VERNON -- An aging Ford Crown Victoria has become the symbol of an ongoing, worsening battle between this town's Selectboard and its Police Department.
In the most recent incident, the board took the cruiser off the road for a week, leaving police Chief Mary Beth Hebert "furious" and frustrated with what she characterizes as a counterproductive power struggle.
"Communication, in my opinion, between the Police Department and the Selectboard is at critical failure," Hebert told the Reformer on Thursday.
Selectboard Chairwoman Patty O'Donnell sees things much differently.
"The Selectboard has never closed its doors to any department," O'Donnell told the Reformer, also on Thursday. "But as a Selectboard, we have decisions to make, and they are not always popular."
The board and police administrators have been at odds all summer over whether the town should replace the department's 2005 Crown Victoria. It is the oldest of the department's three cruisers and has logged nearly 140,000 miles.
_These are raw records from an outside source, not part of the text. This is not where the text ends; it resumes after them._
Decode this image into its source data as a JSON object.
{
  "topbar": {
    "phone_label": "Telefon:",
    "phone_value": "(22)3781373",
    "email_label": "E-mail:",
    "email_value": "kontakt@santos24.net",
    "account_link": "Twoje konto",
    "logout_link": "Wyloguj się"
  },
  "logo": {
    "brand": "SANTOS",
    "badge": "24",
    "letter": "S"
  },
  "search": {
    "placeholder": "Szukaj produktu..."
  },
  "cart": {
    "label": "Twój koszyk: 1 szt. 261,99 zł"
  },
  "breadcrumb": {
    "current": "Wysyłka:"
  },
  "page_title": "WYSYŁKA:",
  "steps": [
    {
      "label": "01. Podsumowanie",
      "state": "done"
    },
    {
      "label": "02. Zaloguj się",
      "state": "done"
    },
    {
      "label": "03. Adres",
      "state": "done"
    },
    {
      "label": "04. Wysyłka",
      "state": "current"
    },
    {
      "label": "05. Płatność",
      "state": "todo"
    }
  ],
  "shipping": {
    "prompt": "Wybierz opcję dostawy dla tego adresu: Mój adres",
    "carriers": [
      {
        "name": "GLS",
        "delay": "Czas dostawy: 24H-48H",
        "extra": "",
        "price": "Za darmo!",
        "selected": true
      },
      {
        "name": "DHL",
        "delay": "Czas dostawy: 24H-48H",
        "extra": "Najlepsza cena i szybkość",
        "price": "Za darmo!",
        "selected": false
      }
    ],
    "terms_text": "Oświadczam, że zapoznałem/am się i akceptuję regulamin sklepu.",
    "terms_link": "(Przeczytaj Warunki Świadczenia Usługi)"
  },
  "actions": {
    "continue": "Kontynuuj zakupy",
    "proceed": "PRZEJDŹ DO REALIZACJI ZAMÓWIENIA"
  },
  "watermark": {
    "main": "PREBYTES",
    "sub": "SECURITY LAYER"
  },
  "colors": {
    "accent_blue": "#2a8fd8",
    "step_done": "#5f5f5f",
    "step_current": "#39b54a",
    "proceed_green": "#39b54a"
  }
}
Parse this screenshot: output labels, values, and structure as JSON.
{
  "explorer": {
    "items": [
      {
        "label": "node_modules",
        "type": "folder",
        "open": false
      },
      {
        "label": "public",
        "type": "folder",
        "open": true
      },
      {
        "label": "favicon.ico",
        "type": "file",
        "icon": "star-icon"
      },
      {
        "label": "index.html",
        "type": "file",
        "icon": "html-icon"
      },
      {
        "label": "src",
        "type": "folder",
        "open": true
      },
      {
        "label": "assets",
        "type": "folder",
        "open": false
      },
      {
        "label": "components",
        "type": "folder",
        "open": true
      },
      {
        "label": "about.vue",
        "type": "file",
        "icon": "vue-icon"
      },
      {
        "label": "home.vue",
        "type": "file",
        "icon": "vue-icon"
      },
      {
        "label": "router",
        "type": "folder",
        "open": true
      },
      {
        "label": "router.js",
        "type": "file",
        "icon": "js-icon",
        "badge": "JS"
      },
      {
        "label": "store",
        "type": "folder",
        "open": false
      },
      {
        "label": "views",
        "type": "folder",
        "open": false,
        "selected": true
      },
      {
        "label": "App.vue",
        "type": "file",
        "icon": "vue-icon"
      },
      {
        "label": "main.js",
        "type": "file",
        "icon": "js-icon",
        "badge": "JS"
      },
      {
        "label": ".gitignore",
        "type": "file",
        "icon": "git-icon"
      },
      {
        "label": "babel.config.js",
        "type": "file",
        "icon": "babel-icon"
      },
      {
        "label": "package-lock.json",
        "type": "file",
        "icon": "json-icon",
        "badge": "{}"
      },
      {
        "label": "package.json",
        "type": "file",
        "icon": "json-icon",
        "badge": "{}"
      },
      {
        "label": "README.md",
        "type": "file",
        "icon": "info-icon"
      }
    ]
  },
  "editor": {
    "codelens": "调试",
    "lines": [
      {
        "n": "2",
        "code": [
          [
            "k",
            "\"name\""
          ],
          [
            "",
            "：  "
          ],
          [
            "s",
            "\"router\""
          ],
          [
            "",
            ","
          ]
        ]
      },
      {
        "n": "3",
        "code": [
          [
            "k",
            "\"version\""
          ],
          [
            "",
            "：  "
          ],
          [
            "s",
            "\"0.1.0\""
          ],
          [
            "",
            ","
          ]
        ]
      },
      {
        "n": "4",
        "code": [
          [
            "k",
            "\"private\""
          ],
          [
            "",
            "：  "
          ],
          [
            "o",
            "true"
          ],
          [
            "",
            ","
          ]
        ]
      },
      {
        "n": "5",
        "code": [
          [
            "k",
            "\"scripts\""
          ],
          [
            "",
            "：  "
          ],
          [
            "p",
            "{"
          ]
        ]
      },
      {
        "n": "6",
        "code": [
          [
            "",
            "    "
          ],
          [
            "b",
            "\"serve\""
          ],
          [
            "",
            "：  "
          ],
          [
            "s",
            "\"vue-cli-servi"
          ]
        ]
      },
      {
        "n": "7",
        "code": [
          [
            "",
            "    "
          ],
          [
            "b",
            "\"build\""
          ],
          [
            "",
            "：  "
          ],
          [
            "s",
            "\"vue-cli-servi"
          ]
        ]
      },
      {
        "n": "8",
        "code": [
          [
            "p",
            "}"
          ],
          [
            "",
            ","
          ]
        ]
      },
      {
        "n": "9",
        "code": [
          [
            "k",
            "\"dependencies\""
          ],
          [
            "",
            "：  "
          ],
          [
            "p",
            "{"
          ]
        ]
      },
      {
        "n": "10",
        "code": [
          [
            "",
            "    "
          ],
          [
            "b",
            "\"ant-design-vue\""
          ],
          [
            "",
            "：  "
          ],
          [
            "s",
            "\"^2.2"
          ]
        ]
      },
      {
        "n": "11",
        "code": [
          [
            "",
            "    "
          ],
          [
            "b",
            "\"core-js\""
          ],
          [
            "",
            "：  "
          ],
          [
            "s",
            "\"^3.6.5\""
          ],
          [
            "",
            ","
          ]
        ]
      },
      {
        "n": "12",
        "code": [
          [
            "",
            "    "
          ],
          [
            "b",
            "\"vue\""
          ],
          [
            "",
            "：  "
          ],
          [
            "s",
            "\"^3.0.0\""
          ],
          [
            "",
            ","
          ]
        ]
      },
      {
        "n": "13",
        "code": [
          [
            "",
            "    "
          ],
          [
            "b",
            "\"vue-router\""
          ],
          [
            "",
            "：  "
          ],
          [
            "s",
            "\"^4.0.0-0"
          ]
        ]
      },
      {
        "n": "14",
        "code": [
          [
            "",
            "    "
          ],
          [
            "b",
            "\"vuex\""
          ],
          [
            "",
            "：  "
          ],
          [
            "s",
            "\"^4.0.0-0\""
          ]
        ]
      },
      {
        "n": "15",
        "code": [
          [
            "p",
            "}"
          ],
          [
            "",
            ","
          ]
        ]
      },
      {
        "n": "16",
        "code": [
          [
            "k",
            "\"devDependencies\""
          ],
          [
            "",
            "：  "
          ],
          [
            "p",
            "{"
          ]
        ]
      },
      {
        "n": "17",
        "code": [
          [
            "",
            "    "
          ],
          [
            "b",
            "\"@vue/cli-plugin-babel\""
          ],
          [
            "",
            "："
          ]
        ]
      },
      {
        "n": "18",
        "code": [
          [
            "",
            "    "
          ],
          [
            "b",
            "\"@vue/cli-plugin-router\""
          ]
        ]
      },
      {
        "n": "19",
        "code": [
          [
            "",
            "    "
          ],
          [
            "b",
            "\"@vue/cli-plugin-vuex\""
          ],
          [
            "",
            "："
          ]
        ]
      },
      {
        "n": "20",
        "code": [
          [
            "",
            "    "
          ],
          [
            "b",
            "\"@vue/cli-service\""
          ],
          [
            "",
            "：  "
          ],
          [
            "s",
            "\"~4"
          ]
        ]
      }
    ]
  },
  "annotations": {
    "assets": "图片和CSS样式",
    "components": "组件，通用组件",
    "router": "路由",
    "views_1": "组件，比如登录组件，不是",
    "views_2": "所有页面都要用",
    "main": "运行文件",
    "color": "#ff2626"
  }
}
Town Meeting voters authorized funding for a new vehicle, and the Selectboard in May voted to buy the cruiser pending approval by a volunteer finance committee.
But the finance committee advised against that plan, saying the current cruiser has not reached the end of its useful life. Furthermore, officials say a new, nine-year vehicle-replacement policy also was approved at Town Meeting -- and the Crown
The Selectboard has backed the committee's findings, while Hebert and police Sgt. Bruce Gauld have warned of high mileage, mechanical problems and potential liability issues.
It was Gauld who suggested an evaluation by a second mechanic. But the manner in which that evaluation occurred -- and what happened afterward -- is causing controversy.
On Thursday, Aug. 23, Selectboard member Christiane Howe and a member of the finance committee took the car to a Brattleboro mechanic. Police officials contend that was inappropriate and possibly illegal, adding that they were offered no input on when and where the cruiser was taken.
Hebert said O'Donnell rejected an earlier service appointment and set up an evaluation by her personal mechanic.
"Conflict of interest?" the chief asked.
O'Donnell scoffed at that, saying the mechanic was chosen "because he works on cruisers and he works on Crown Vics."
Selectboard members said the mechanic's subsequent report was troubling: The car had worn front tires, no emergency brake and faulty brakes, O'Donnell said.
"We really had no choice but to ground the car," she said.
With Hebert out of the office due to illness, Gauld was informed of that decision later that night. But Hebert claims the cruiser's issues have been greatly exaggerated.
She is keeping the cruiser's since-replaced front tires in her office as proof. She claims that they were nowhere near "bald" as officials have stated, and she says the car's brakes did not pose any danger.
"It is a blatant distortion of the facts," Hebert said.
The Crown Victoria was repaired -- to the tune of several hundred dollars, officials said -- and returned to service Friday, Aug. 30. With two other cruisers available, Hebert said the car's absence did not pose a public safety problem.
But she said the incident sheds light on a larger pattern of behavior aimed at undermining her authority as chief.
"If I'm not allowed to run the Police Department, then why am I here?" Hebert asked.
At a Tuesday meeting, a majority of Selectboard members voted to retroactively authorize their actions regarding the cruiser. O'Donnell said that, due to the car's mechanical issues, "The board felt that this was a decision that required immediate attention" before a formal vote could be held.
Town attorney Richard Coutant attended the meeting and said the Selectboard had authority to take action on the cruiser.
While the department is supervised by the chief, Coutant said, the police force also is "concurrently and ultimately subject to the authority of town government."
Added Selectboard member Jeff Dunklee: "These are the taxpayers' vehicles. The departments don't own these vehicles."
The Selectboard had been presenting a united front on the matter, with O'Donnell repeatedly saying officials simply are acting in a fiscally responsible manner.
"We are not going to be buying a car until the car that we have is at the end of its useful life," she said Tuesday.
But Selectman Bob Miller now is dissenting. He walked out of Tuesday's meeting before the police vote and, in a later interview, said he supports purchasing a new cruiser and does not condone the board's actions.
"I strongly disagree with what they're doing," Miller said. "And we're not going to save any big money (by waiting to buy a cruiser)."
For Hebert, the dispute has reached beyond the question of whether to purchase a car.
"Police work in general is a very stressful job," Hebert said. "When you are being undermined and micromanaged, it just adds to the stress."
Mike Faher can be reached at firstname.lastname@example.org or 802-254-2311, ext. 275.